After the inquiry into the death is completed, it seems that s71 doesn’t apply any more because s71(c) no longer holds.
Section 71(1) applies before a coroner's finding is released.
Section 71(2) applies after a coroner's finding is released.
It would seem pretty odd if permission was needed in perpetuity. So odd that I’m not surprised at the observation that no one has asked permission of the Chief coroner in 30 years, and he’s never taken anyone to task for that.
His comment was about no-one ever asking in the circumstances where I asked (ie after a high profile death presumed to be a suicide).
And yes, permission is needed in perpetuity if you want to disclose information beyond that allowed in section 71(2).
Check! That looks what what both the Act and the guide says.
The problem with the guidance is that it doesn’t even look like you need permission.
I meant to say, I think:
The problem is that that guidance makes it look like you can’t even ask for permission until after the decision is made (ie it looks like the pre-decision ban is total).
Pretty clear that you need permission to go further (although I can’t tell if even that is possible). Afterwards you can say it was a suicide without the coroner’s permission. That’s what I’m reading. You appear to need permission to say more than the very basic facts, though.
After a Coroner has declared a death a suicide, you can publicly state it was a suicide.
You can get permission to state more, such as the means used.
But the Act trumps the guidance, doesn’t it? Newspapers have surely hit this hundreds of times, got their lawyers to look at the law, and then realized that it’s clear enough in the Act itself that the highly counter-intuitive idea that coroners have a perpetual right to deny freedom of reporting of any suicide is counter-intuitive because it’s false.
I am confident you need permission to report the particulars of a self-inflicted death before the Coroner has made a decision.
The problem with the guidance is that it doesn’t even look like you can get permission.
The problem with the law is that you do need permission.
But reading the Act itself, I would think that chapter is contradicting the Act somewhat.
Yep. That was what I was trying to get at. You read the guidance, and it doesn't even look like you can get permission until after the finding has been made.
And if you hit another car that’s moving, the impact speed may be doubled meaning the outcome will be twice as bad.
Not four times as bad? Or some other even higher number? I'd have thought driving/crashing at 100km/h was much more dangerous than driving/crashing at 50km/h.
If this was not against the law, they’d be out of jail sooner. The amount of time spent in jail for cannabis is a real thing, real people’s lives rotting in jail over something millions of NZers have done regularly.
No. I'm saying that, for example someone gets two years imprisonment for burglary and one month for possession of class A, for a total sentence of two years and release after one year (because that's how concurrent sentences work). If class A drugs hadn't been found on them, the total sentence would be two years, with release after one year.
because those statistics are published?

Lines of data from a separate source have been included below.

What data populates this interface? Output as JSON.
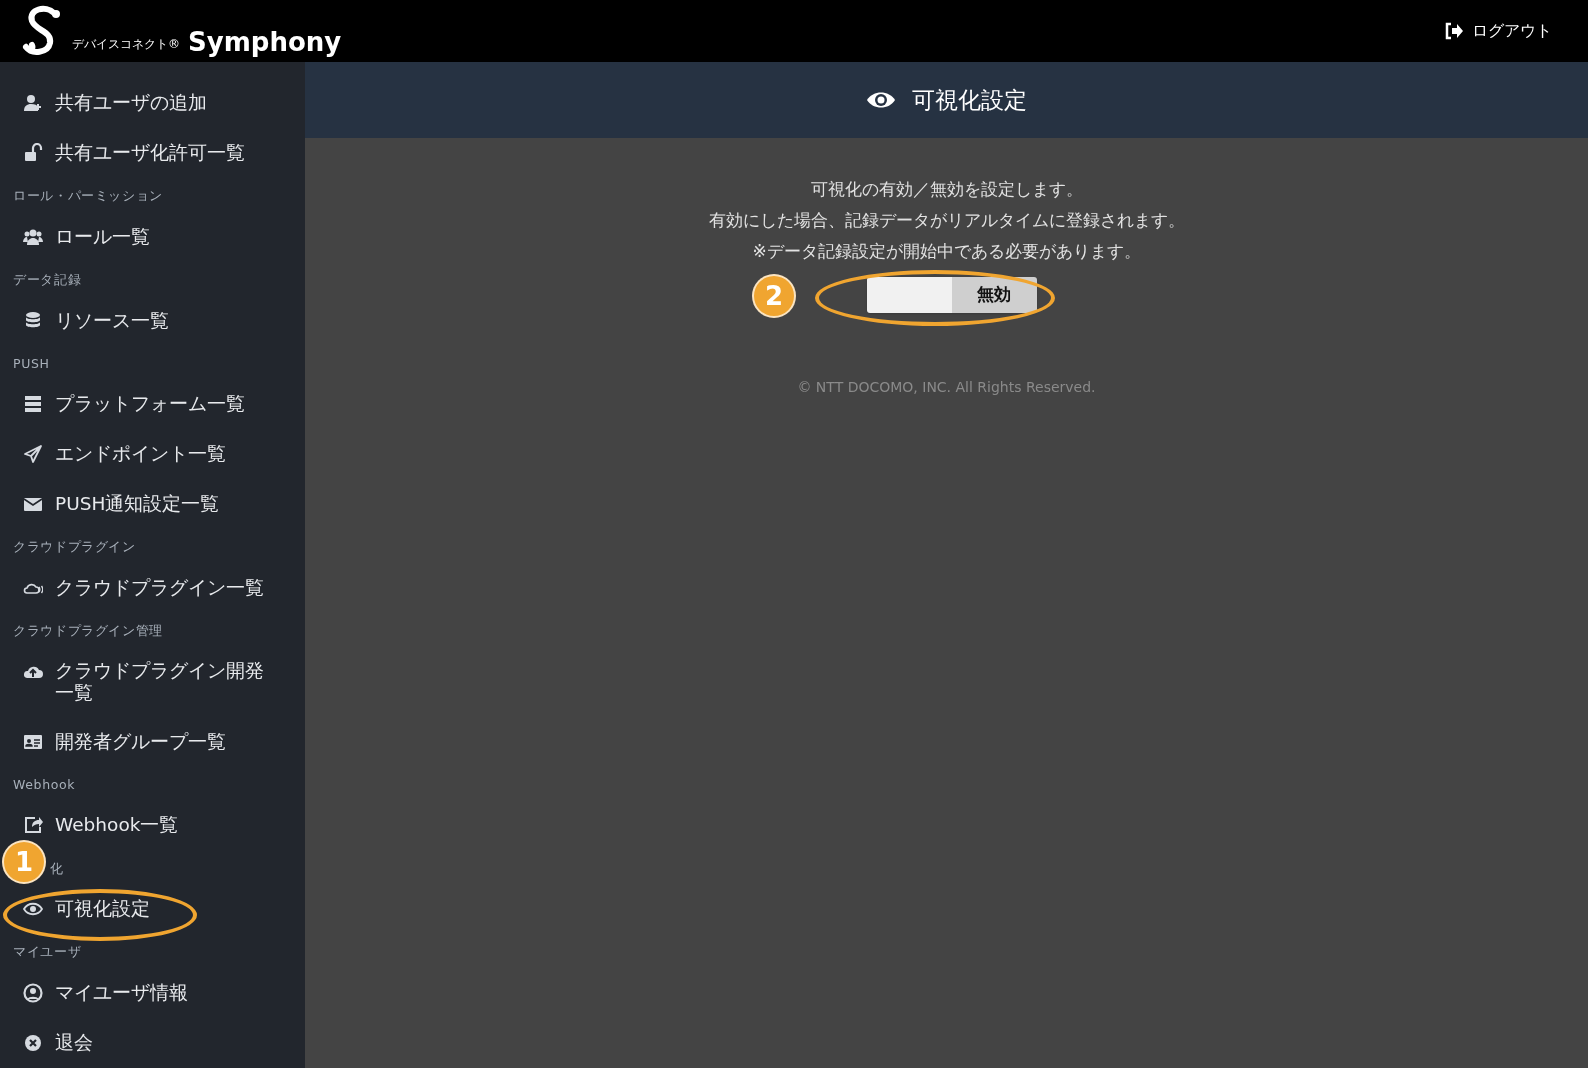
{
  "header": {
    "brand_sub": "デバイスコネクト®",
    "brand": "Symphony",
    "logout": "ログアウト"
  },
  "sidebar": [
    {
      "kind": "item",
      "label": "共有ユーザの追加"
    },
    {
      "kind": "item",
      "label": "共有ユーザ化許可一覧"
    },
    {
      "kind": "section",
      "label": "ロール・パーミッション"
    },
    {
      "kind": "item",
      "label": "ロール一覧"
    },
    {
      "kind": "section",
      "label": "データ記録"
    },
    {
      "kind": "item",
      "label": "リソース一覧"
    },
    {
      "kind": "section",
      "label": "PUSH"
    },
    {
      "kind": "item",
      "label": "プラットフォーム一覧"
    },
    {
      "kind": "item",
      "label": "エンドポイント一覧"
    },
    {
      "kind": "item",
      "label": "PUSH通知設定一覧"
    },
    {
      "kind": "section",
      "label": "クラウドプラグイン"
    },
    {
      "kind": "item",
      "label": "クラウドプラグイン一覧"
    },
    {
      "kind": "section",
      "label": "クラウドプラグイン管理"
    },
    {
      "kind": "item",
      "label": "クラウドプラグイン開発一覧"
    },
    {
      "kind": "item",
      "label": "開発者グループ一覧"
    },
    {
      "kind": "section",
      "label": "Webhook"
    },
    {
      "kind": "item",
      "label": "Webhook一覧"
    },
    {
      "kind": "section",
      "label": "化"
    },
    {
      "kind": "item",
      "label": "可視化設定"
    },
    {
      "kind": "section",
      "label": "マイユーザ"
    },
    {
      "kind": "item",
      "label": "マイユーザ情報"
    },
    {
      "kind": "item",
      "label": "退会"
    }
  ],
  "page": {
    "title": "可視化設定",
    "description": [
      "可視化の有効／無効を設定します。",
      "有効にした場合、記録データがリアルタイムに登録されます。",
      "※データ記録設定が開始中である必要があります。"
    ],
    "toggle": {
      "on": false,
      "label": "無効"
    },
    "footer": "© NTT DOCOMO, INC. All Rights Reserved."
  },
  "annotations": [
    {
      "number": "1"
    },
    {
      "number": "2"
    }
  ]
}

I have just OIAed the stats, but my confidence comes from knowing how criminal sentencing works. e.g. Police suspect someone is a burglar, and get a search warrant to search for stolen goods. In the course of the search they find some drugs (getting money for this may have been the reason for the burglary). They charge both. The person gets two years for burglary and one month for the possession charge, to be served simultaneously.
Will happen with a bunch of offences. Drunken assault in a pub or street. Police arrest and conduct a search incident to arrest, find drug utensils etc. When you get to sentencing it all comes out in the wash. You can't sentence someone to community work if they're going to prison for something else, and it would be wrong to fine them (just setting them up to fail when they're released), so they get short sentence for the minor offending.
I'm not saying that this is every case. But I do think it will be a lot of them. And hopefully we'll know in 20 working days or so.
Mallard just pulled his “no one is ever jailed for pot possession” out of his ass – and carried on even after he was shown evidence of how wrong he is.
You need to contrast between those sent to prison for drug possession alone, and those sent to prison for burglary and drug possession or receiving stolen goods and drug possession. None of the statistics quoted make this distinction. I am confident that many (I suspect most, and perhaps not far short of all) people given a prison sentence for simple possession are serving that prison sentence simultaneously with a prison sentence for some other, more serious, offence.
There will be some who have served a prison term because, for example, of failure to comply with a community sentence given for drug possession, but people sentenced to prison for drug possession and nothing more will be very few.
But that $500k fine only applies to a body corporate, not an individual.
Well, for individuals, the maximum fine is the same then. $10,000. But vastly different for bodies corporate.